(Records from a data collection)
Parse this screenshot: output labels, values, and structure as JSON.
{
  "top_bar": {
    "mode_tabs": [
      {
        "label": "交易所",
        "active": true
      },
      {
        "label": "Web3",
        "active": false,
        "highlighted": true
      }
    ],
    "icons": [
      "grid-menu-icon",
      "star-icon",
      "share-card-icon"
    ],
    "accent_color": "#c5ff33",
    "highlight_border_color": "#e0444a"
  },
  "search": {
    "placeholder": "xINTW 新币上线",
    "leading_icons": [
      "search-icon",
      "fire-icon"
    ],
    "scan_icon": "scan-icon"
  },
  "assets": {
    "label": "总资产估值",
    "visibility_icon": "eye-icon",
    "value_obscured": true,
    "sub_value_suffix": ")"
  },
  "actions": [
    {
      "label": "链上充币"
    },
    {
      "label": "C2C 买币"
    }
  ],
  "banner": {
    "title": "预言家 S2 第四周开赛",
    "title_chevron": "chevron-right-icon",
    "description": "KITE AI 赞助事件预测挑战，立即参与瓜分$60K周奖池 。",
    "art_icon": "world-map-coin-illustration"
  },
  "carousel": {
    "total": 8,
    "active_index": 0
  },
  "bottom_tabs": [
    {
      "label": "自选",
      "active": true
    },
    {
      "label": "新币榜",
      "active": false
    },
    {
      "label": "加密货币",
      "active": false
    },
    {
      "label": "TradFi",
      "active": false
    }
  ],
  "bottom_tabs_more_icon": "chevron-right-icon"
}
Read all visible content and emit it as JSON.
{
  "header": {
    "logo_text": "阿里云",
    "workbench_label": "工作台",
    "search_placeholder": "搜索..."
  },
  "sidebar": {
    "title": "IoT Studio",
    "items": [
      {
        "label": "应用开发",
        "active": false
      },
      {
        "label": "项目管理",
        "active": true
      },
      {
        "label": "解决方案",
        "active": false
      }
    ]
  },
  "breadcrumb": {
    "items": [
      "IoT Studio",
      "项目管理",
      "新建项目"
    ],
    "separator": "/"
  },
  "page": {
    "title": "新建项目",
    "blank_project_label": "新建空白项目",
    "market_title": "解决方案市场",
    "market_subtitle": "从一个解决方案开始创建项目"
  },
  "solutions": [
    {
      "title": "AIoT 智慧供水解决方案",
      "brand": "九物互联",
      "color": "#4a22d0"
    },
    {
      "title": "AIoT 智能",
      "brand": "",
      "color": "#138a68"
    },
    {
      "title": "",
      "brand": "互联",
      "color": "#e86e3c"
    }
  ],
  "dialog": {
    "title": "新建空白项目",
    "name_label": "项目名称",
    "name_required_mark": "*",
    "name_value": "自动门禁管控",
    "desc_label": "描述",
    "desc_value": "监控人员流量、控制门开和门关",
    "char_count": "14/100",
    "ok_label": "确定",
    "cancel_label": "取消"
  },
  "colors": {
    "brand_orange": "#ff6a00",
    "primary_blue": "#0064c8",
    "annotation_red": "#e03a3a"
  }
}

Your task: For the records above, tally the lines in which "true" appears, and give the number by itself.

Solved problem: 5